Source data:
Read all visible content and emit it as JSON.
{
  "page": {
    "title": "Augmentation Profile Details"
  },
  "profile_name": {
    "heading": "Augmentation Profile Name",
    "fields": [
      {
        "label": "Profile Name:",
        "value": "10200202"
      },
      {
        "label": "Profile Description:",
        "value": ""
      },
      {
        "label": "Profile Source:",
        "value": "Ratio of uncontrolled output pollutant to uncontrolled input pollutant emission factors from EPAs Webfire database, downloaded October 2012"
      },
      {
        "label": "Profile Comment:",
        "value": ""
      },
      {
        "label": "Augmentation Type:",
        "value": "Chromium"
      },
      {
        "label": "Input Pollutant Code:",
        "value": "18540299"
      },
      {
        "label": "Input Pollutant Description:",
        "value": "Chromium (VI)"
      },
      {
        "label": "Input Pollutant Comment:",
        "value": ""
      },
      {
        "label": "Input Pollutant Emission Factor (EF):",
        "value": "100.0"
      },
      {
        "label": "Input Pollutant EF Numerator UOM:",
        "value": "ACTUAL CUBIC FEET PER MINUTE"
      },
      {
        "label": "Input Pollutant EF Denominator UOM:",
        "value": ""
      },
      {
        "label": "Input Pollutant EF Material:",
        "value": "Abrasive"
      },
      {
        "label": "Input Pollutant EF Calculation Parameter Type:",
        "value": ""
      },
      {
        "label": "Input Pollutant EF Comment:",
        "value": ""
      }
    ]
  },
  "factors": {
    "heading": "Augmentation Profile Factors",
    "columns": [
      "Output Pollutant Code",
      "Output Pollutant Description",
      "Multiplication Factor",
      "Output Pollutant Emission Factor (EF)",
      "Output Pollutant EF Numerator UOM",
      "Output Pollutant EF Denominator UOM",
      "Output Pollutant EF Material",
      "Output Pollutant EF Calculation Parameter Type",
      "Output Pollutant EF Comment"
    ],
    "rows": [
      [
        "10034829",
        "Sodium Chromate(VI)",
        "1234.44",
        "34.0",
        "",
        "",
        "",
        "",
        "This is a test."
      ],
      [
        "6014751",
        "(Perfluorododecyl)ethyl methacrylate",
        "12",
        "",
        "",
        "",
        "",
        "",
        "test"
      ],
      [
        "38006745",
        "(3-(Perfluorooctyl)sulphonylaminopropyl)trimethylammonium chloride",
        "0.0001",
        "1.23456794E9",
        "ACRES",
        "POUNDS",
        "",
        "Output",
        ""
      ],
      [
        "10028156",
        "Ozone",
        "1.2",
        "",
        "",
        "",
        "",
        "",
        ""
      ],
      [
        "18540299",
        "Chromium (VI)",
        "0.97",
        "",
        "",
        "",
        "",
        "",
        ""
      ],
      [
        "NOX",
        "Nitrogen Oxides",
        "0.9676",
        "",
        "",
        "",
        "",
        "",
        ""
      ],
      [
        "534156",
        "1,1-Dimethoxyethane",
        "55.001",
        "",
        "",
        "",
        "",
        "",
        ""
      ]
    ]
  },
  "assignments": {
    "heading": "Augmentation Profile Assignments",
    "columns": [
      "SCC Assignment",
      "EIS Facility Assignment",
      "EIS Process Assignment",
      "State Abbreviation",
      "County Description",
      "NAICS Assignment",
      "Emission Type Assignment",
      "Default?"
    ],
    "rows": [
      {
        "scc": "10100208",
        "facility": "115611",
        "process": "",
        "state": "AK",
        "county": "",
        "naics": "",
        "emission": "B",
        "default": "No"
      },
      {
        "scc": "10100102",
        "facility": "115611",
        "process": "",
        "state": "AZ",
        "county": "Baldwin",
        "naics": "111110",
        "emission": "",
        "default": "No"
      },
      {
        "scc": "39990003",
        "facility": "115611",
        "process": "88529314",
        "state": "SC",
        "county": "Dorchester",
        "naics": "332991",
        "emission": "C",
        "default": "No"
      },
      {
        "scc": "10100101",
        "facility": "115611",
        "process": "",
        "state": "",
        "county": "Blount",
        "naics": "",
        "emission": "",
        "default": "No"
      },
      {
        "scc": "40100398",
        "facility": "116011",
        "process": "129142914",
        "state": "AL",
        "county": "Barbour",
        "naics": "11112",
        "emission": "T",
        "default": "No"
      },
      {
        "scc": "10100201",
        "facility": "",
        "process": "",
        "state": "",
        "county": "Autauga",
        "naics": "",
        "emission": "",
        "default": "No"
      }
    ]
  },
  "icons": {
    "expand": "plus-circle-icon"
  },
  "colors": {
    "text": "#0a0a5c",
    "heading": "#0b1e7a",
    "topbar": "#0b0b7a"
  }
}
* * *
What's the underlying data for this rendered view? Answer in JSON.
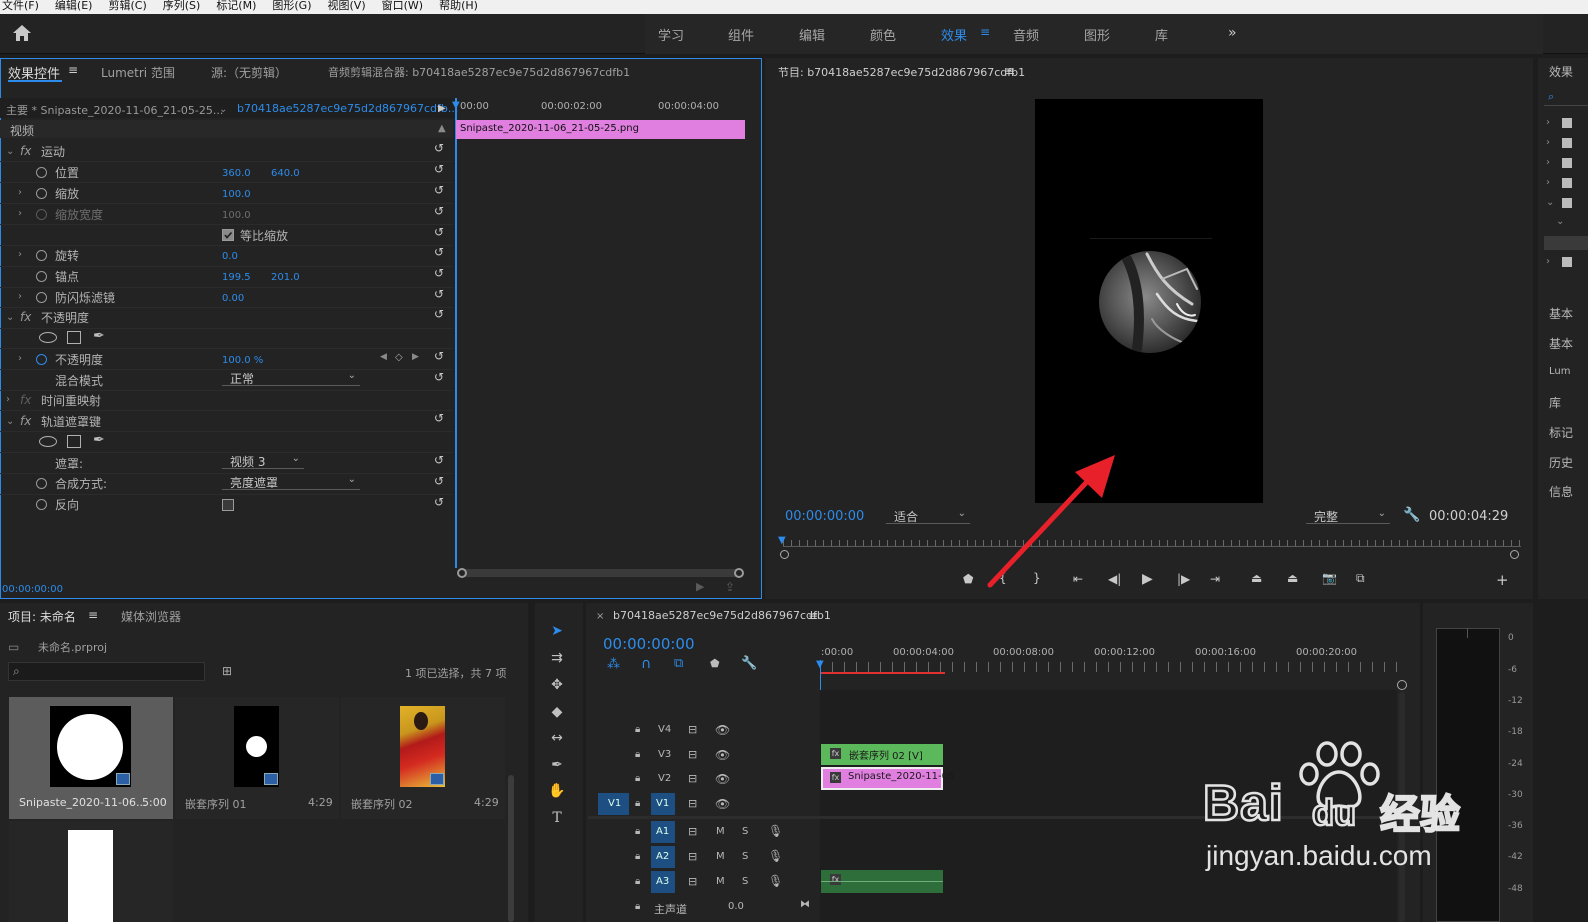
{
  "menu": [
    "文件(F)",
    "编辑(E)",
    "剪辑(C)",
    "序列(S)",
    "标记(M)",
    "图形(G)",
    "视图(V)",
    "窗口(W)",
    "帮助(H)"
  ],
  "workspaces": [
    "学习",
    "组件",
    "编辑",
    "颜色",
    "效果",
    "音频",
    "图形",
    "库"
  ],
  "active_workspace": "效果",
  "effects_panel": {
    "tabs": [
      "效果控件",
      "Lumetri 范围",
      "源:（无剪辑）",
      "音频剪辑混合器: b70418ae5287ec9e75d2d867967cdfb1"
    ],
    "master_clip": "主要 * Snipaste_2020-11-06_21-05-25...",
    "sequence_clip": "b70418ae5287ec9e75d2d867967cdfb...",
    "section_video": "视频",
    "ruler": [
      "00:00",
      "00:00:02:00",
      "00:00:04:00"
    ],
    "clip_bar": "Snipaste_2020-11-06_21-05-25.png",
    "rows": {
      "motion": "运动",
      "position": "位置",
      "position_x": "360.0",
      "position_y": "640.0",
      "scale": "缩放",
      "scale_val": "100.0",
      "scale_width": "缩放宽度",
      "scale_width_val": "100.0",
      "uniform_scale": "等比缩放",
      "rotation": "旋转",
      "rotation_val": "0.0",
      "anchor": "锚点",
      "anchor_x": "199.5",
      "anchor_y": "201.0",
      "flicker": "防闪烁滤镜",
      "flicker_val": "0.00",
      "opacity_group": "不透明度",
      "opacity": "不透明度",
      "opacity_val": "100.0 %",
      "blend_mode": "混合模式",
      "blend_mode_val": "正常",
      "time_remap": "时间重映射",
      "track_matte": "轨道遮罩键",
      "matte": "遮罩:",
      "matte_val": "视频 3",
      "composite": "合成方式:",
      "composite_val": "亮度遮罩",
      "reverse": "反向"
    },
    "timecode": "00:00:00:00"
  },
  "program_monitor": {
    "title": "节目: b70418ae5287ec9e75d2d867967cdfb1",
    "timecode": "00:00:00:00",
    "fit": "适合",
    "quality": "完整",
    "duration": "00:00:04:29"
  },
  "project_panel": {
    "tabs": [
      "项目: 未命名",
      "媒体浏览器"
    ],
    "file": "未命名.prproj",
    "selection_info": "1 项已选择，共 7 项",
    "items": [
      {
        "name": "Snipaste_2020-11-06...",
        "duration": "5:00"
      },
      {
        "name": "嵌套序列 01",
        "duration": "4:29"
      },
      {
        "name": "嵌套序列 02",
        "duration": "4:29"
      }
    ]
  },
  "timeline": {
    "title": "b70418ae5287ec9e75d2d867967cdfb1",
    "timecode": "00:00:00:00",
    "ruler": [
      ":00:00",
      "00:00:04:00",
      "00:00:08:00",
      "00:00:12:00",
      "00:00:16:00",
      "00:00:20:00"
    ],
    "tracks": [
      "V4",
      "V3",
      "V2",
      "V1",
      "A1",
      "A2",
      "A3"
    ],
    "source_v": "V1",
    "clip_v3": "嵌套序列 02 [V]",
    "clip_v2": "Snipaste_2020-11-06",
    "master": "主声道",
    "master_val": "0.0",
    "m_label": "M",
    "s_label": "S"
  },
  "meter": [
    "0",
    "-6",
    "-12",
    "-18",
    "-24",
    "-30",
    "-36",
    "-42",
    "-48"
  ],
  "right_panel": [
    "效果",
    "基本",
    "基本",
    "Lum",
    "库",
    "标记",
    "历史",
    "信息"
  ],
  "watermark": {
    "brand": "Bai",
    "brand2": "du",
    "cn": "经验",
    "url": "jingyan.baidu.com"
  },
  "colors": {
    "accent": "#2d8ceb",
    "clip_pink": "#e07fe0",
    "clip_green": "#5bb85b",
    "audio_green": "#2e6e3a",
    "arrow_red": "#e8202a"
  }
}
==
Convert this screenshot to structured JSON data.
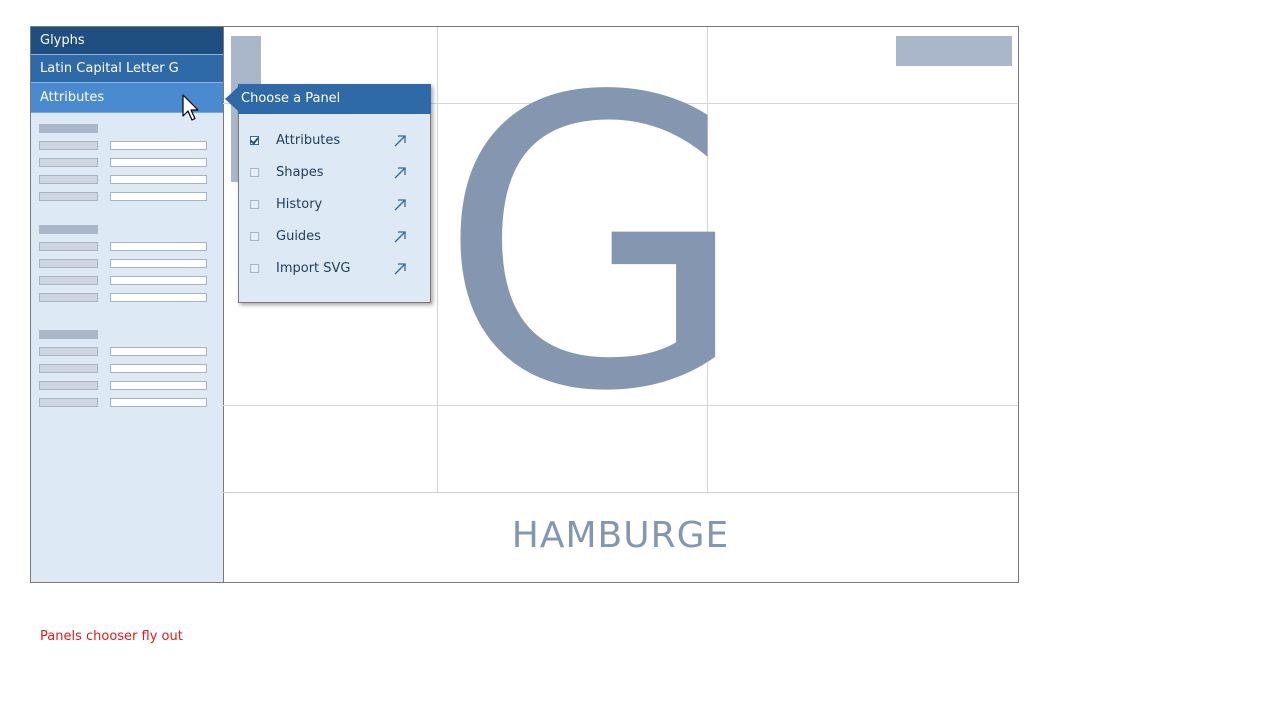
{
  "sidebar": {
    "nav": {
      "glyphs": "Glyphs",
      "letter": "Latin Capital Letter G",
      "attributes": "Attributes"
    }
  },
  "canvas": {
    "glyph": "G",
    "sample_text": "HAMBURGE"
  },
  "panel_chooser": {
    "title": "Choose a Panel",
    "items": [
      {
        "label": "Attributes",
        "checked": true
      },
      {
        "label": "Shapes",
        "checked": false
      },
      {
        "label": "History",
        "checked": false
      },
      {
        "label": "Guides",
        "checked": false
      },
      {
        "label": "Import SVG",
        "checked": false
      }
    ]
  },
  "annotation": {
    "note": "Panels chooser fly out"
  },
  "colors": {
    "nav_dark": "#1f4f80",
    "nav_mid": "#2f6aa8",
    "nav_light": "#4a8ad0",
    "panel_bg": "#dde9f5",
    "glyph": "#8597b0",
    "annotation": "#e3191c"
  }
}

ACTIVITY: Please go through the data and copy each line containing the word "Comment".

EXERCISE ANSWER:
        "label": "Profile Comment:",
        "label": "Input Pollutant Comment:",
        "label": "Input Pollutant EF Comment:",
      "Output Pollutant EF Comment"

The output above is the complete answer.